If a line in the records contains the string "Soundcore", show that line.

[Records from a collection]
- Opening Delimiter -

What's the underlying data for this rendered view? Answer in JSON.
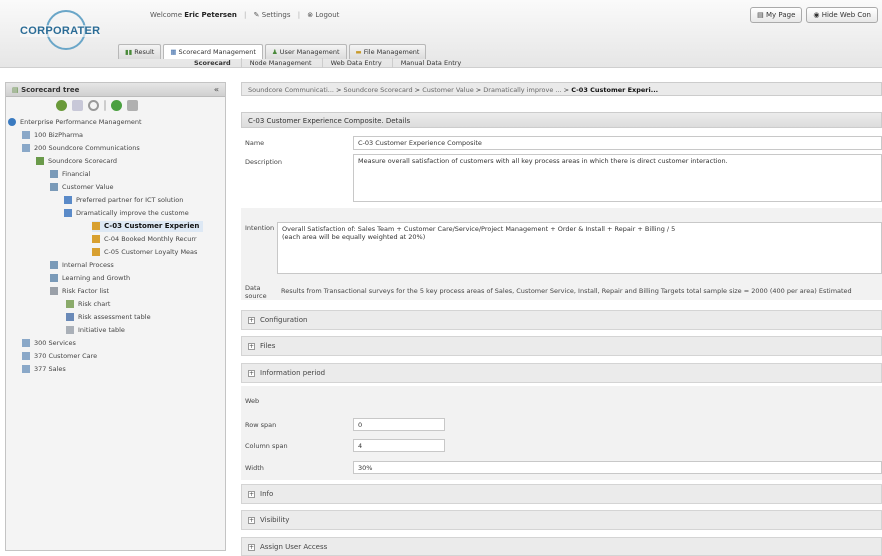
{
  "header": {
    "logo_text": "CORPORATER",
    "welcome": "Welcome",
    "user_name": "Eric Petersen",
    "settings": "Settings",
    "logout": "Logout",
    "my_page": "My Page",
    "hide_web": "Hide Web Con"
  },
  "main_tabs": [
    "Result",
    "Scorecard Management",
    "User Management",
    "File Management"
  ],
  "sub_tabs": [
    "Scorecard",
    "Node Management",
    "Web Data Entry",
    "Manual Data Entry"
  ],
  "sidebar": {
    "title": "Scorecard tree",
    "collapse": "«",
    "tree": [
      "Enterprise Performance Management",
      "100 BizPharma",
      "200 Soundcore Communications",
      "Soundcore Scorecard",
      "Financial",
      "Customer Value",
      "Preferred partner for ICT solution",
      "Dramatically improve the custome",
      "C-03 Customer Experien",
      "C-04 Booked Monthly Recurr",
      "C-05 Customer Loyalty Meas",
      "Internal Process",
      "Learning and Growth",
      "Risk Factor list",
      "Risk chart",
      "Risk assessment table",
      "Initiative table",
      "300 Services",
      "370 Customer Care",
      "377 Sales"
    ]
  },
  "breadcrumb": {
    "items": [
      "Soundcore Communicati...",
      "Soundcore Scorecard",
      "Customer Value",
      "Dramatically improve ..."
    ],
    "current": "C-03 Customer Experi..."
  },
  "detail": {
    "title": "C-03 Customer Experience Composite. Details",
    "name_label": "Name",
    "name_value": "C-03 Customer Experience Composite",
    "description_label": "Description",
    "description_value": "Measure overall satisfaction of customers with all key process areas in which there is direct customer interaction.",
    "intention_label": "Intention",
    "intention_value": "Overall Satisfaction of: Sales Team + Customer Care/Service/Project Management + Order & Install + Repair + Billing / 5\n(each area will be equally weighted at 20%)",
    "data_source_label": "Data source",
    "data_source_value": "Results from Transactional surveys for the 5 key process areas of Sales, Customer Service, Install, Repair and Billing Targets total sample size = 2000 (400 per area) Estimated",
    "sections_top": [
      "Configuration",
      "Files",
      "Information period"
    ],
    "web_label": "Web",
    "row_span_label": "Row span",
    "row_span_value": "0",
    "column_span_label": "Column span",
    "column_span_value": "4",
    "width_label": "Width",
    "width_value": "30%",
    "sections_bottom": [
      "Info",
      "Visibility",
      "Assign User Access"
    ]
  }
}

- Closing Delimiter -
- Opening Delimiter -

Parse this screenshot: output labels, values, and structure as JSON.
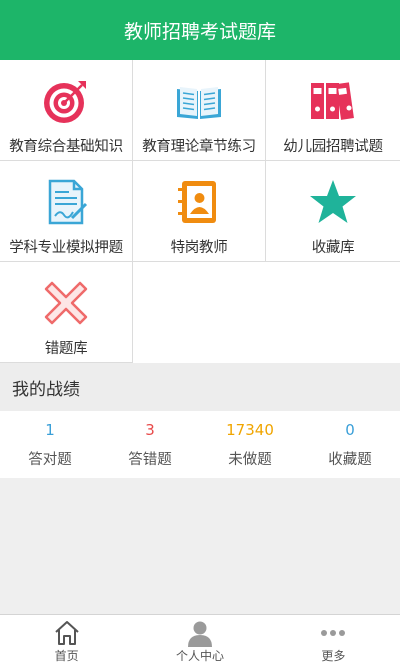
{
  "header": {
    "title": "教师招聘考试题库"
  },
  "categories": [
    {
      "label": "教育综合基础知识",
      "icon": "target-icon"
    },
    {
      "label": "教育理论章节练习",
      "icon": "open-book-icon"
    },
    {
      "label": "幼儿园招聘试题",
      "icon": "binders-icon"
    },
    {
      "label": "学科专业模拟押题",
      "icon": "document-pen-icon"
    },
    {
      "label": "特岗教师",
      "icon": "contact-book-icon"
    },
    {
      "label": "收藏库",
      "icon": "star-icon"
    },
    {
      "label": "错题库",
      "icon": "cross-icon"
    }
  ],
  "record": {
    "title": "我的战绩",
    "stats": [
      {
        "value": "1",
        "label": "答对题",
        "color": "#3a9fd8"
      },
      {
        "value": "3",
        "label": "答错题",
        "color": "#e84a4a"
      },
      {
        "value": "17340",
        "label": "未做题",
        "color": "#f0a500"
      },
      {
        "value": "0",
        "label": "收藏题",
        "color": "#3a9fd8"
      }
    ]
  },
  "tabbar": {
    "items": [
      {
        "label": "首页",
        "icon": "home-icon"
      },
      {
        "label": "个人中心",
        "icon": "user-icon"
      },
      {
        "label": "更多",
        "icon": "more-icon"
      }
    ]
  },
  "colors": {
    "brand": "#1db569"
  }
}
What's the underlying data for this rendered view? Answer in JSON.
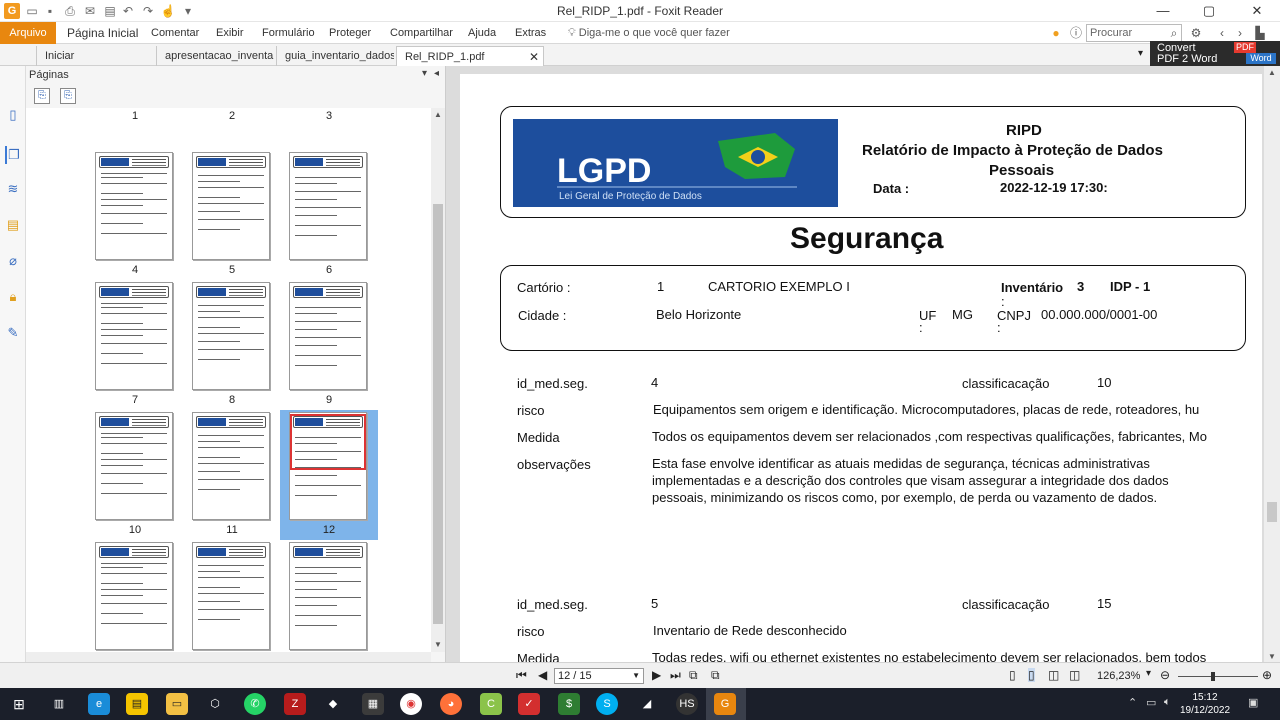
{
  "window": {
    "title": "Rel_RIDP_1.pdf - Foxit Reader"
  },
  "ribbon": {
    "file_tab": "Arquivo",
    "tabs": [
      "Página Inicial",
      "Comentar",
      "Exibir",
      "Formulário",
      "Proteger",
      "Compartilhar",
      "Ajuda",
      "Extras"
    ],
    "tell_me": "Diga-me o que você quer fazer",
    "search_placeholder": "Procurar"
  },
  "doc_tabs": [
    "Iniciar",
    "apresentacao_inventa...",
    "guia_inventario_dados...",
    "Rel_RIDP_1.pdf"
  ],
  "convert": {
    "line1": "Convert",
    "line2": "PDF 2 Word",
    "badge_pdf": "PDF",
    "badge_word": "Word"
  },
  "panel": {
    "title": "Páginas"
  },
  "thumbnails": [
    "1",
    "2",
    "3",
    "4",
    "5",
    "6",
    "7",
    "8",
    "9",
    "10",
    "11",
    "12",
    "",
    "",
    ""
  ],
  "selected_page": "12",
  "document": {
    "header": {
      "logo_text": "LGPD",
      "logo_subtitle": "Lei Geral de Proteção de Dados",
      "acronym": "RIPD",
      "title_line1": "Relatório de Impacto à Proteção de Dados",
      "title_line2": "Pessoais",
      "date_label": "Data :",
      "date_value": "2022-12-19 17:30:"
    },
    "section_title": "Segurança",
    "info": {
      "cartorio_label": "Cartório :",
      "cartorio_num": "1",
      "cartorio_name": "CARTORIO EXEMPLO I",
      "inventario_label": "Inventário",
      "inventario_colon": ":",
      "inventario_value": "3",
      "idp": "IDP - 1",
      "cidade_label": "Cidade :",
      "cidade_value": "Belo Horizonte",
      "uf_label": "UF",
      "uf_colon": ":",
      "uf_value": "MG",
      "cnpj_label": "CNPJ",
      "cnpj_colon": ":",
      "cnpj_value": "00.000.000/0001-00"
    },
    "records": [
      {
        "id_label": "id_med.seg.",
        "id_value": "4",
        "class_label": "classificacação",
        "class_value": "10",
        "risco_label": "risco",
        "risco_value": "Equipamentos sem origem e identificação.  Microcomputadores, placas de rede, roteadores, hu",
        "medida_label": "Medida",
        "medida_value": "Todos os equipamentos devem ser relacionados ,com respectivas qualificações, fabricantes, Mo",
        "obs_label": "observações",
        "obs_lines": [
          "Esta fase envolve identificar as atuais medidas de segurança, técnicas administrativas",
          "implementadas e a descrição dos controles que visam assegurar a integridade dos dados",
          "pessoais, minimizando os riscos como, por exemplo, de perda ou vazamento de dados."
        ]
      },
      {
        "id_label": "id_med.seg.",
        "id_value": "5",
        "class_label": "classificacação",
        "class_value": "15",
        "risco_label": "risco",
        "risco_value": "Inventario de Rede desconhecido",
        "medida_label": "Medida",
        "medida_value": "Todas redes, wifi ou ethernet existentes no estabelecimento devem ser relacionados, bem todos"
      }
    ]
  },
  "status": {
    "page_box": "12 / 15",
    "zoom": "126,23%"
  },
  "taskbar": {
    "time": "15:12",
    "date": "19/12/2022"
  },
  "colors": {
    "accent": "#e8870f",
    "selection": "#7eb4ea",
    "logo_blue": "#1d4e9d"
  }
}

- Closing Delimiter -

### REPLY
      "200 Soundcore Communications",
      "Soundcore Scorecard",
      "Soundcore Communicati...",
      "Soundcore Scorecard",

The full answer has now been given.